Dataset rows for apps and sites
★ ★ ★ ★

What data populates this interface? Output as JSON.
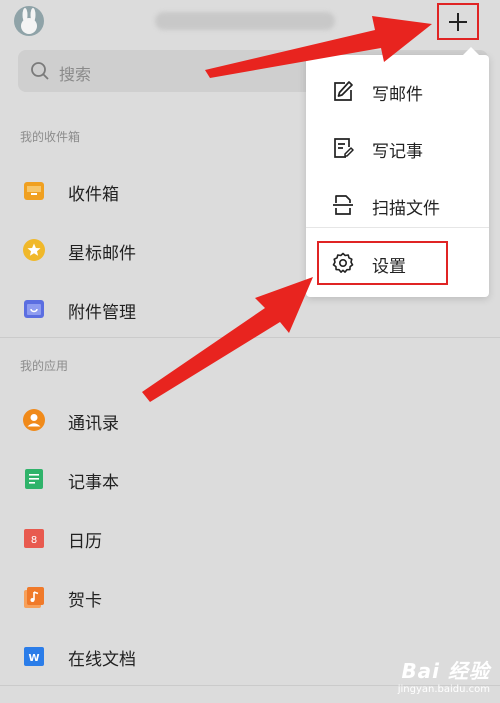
{
  "search": {
    "placeholder": "搜索"
  },
  "sections": {
    "mailbox_title": "我的收件箱",
    "apps_title": "我的应用"
  },
  "mailbox_items": [
    {
      "label": "收件箱",
      "icon": "inbox-icon",
      "color": "#f0a020"
    },
    {
      "label": "星标邮件",
      "icon": "star-icon",
      "color": "#f0b82a"
    },
    {
      "label": "附件管理",
      "icon": "attachment-icon",
      "color": "#5b6ee1"
    }
  ],
  "app_items": [
    {
      "label": "通讯录",
      "icon": "contacts-icon",
      "color": "#f08a1a"
    },
    {
      "label": "记事本",
      "icon": "notepad-icon",
      "color": "#2fb36a"
    },
    {
      "label": "日历",
      "icon": "calendar-icon",
      "color": "#e85a4f",
      "badge": "8"
    },
    {
      "label": "贺卡",
      "icon": "greeting-card-icon",
      "color": "#f07a2a"
    },
    {
      "label": "在线文档",
      "icon": "online-doc-icon",
      "color": "#2b7de9",
      "badge": "W"
    }
  ],
  "menu": {
    "items": [
      {
        "label": "写邮件",
        "icon": "compose-icon"
      },
      {
        "label": "写记事",
        "icon": "write-note-icon"
      },
      {
        "label": "扫描文件",
        "icon": "scan-file-icon"
      },
      {
        "label": "设置",
        "icon": "gear-icon"
      }
    ]
  },
  "colors": {
    "annotation_red": "#e02424"
  },
  "watermark": {
    "line1": "Bai 经验",
    "line2": "jingyan.baidu.com"
  }
}
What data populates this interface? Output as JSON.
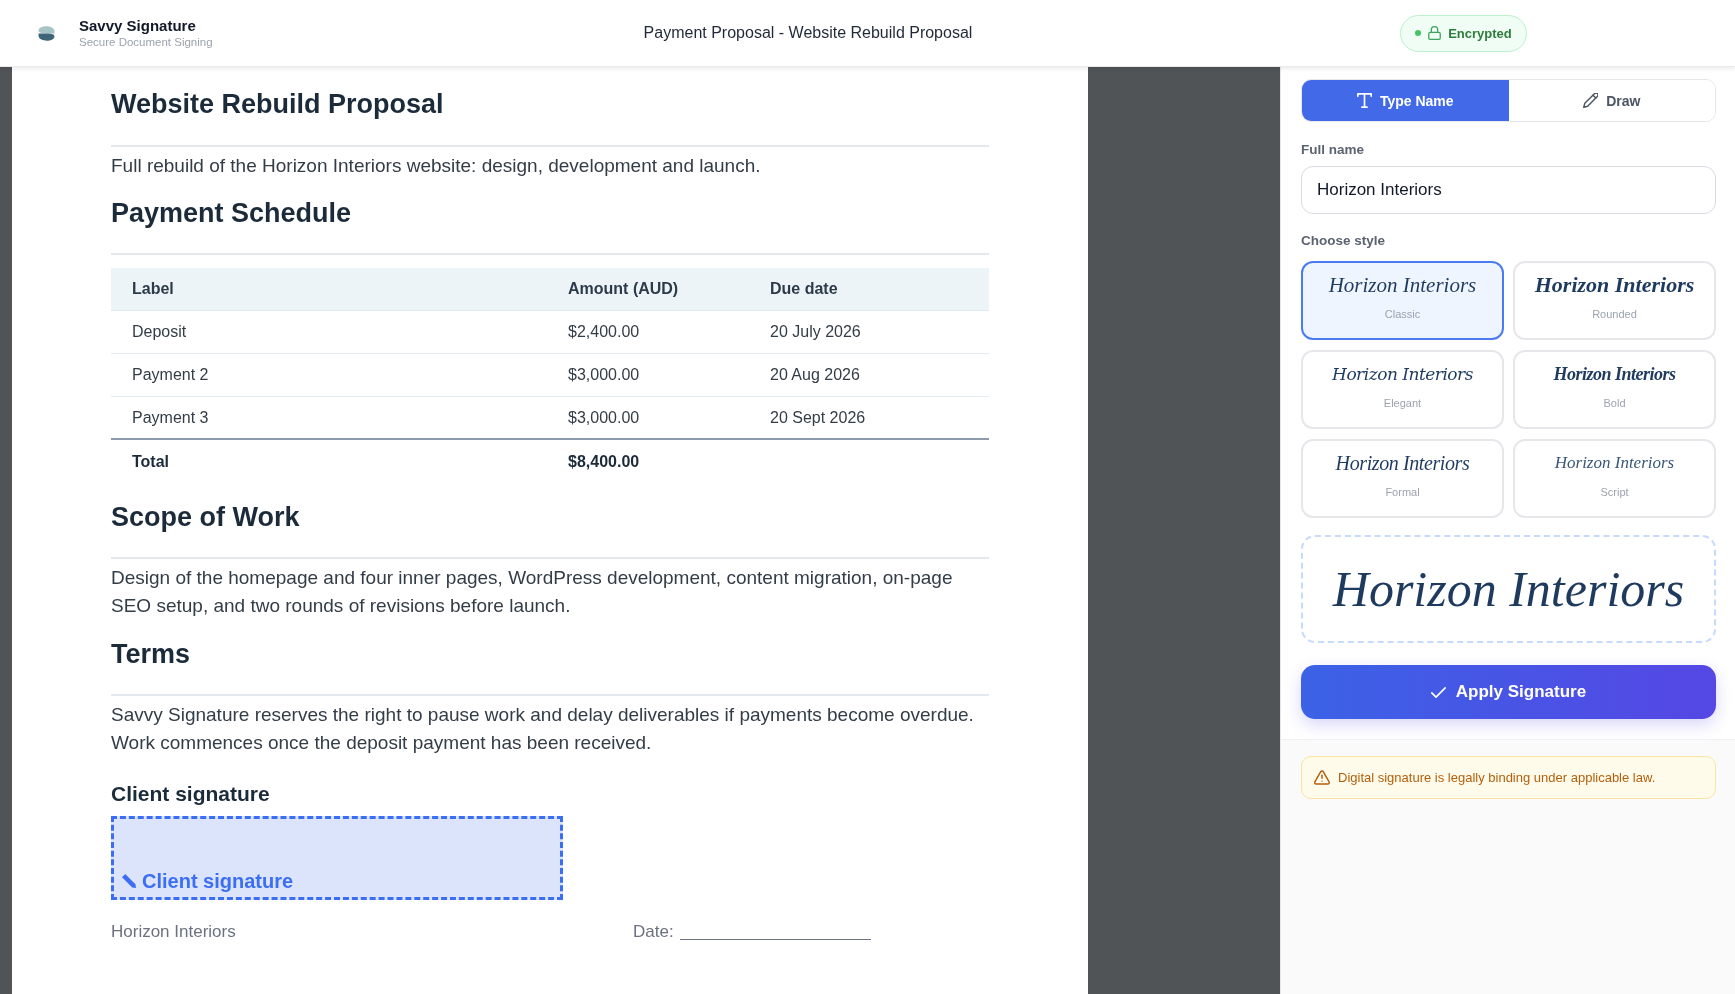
{
  "header": {
    "brand": "Savvy Signature",
    "tagline": "Secure Document Signing",
    "title": "Payment Proposal - Website Rebuild Proposal",
    "badge": "Encrypted"
  },
  "document": {
    "title": "Website Rebuild Proposal",
    "intro": "Full rebuild of the Horizon Interiors website: design, development and launch.",
    "sections": [
      {
        "heading": "Payment Schedule",
        "kind": "table",
        "table": {
          "columns": [
            "Label",
            "Amount (AUD)",
            "Due date"
          ],
          "rows": [
            [
              "Deposit",
              "$2,400.00",
              "20 July 2026"
            ],
            [
              "Payment 2",
              "$3,000.00",
              "20 Aug 2026"
            ],
            [
              "Payment 3",
              "$3,000.00",
              "20 Sept 2026"
            ]
          ],
          "total": {
            "label": "Total",
            "amount": "$8,400.00"
          }
        }
      },
      {
        "heading": "Scope of Work",
        "kind": "text",
        "text": "Design of the homepage and four inner pages, WordPress development, content migration, on-page SEO setup, and two rounds of revisions before launch."
      },
      {
        "heading": "Terms",
        "kind": "text",
        "text": "Savvy Signature reserves the right to pause work and delay deliverables if payments become overdue. Work commences once the deposit payment has been received."
      }
    ],
    "signature": {
      "heading": "Client signature",
      "prompt": "Client signature",
      "signer": "Horizon Interiors",
      "date_label": "Date:"
    }
  },
  "panel": {
    "tabs": [
      {
        "label": "Type Name",
        "selected": true
      },
      {
        "label": "Draw",
        "selected": false
      }
    ],
    "full_name": {
      "label": "Full name",
      "value": "Horizon Interiors"
    },
    "style_label": "Choose style",
    "styles": [
      {
        "sample": "Horizon Interiors",
        "name": "Classic",
        "kind": "classic",
        "selected": true
      },
      {
        "sample": "Horizon Interiors",
        "name": "Rounded",
        "kind": "rounded",
        "selected": false
      },
      {
        "sample": "Horizon Interiors",
        "name": "Elegant",
        "kind": "elegant",
        "selected": false
      },
      {
        "sample": "Horizon Interiors",
        "name": "Bold",
        "kind": "bold",
        "selected": false
      },
      {
        "sample": "Horizon Interiors",
        "name": "Formal",
        "kind": "formal",
        "selected": false
      },
      {
        "sample": "Horizon Interiors",
        "name": "Script",
        "kind": "script",
        "selected": false
      }
    ],
    "preview": "Horizon Interiors",
    "apply_button": "Apply Signature",
    "notice": "Digital signature is legally binding under applicable law."
  }
}
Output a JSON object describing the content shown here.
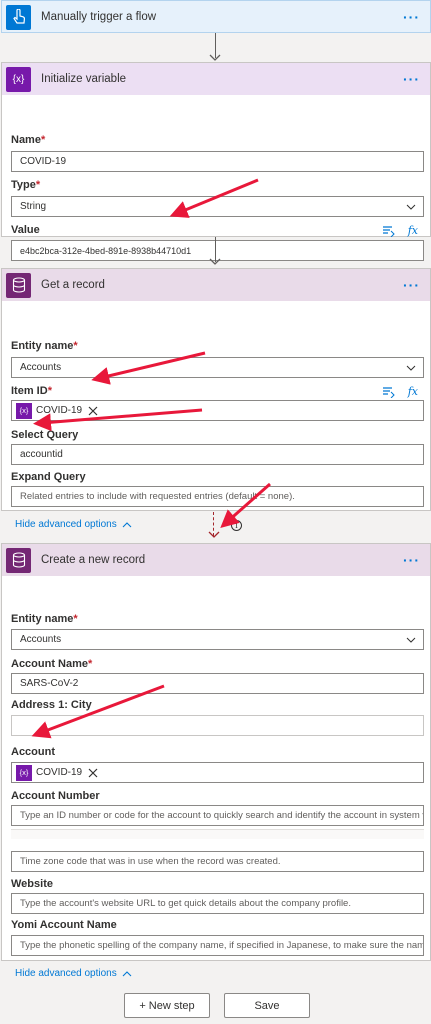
{
  "trigger": {
    "title": "Manually trigger a flow",
    "more": "···"
  },
  "init_variable": {
    "title": "Initialize variable",
    "icon_text": "{x}",
    "more": "···",
    "name_label": "Name",
    "name_value": "COVID-19",
    "type_label": "Type",
    "type_value": "String",
    "value_label": "Value",
    "value_value": "e4bc2bca-312e-4bed-891e-8938b44710d1",
    "fx": "fx"
  },
  "get_record": {
    "title": "Get a record",
    "more": "···",
    "entity_label": "Entity name",
    "entity_value": "Accounts",
    "itemid_label": "Item ID",
    "itemid_token": "COVID-19",
    "token_icon": "{x}",
    "select_label": "Select Query",
    "select_value": "accountid",
    "expand_label": "Expand Query",
    "expand_placeholder": "Related entries to include with requested entries (default = none).",
    "hide_advanced": "Hide advanced options",
    "fx": "fx"
  },
  "create_record": {
    "title": "Create a new record",
    "more": "···",
    "entity_label": "Entity name",
    "entity_value": "Accounts",
    "accname_label": "Account Name",
    "accname_value": "SARS-CoV-2",
    "city_label": "Address 1: City",
    "account_label": "Account",
    "account_token": "COVID-19",
    "token_icon": "{x}",
    "accnum_label": "Account Number",
    "accnum_placeholder": "Type an ID number or code for the account to quickly search and identify the account in system views.",
    "timezone_placeholder": "Time zone code that was in use when the record was created.",
    "website_label": "Website",
    "website_placeholder": "Type the account's website URL to get quick details about the company profile.",
    "yomi_label": "Yomi Account Name",
    "yomi_placeholder": "Type the phonetic spelling of the company name, if specified in Japanese, to make sure the name is pror",
    "hide_advanced": "Hide advanced options"
  },
  "footer": {
    "new_step": "+ New step",
    "save": "Save"
  },
  "colors": {
    "accent": "#0078d4",
    "variable": "#7719aa",
    "dataverse": "#742774",
    "trigger": "#0078d4",
    "arrow": "#e8183a"
  }
}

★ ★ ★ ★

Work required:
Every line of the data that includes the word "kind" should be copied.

Response box:
        "kind": "table",
        "kind": "text",
        "kind": "text",
        "kind": "classic",
        "kind": "rounded",
        "kind": "elegant",
        "kind": "bold",
        "kind": "formal",
        "kind": "script",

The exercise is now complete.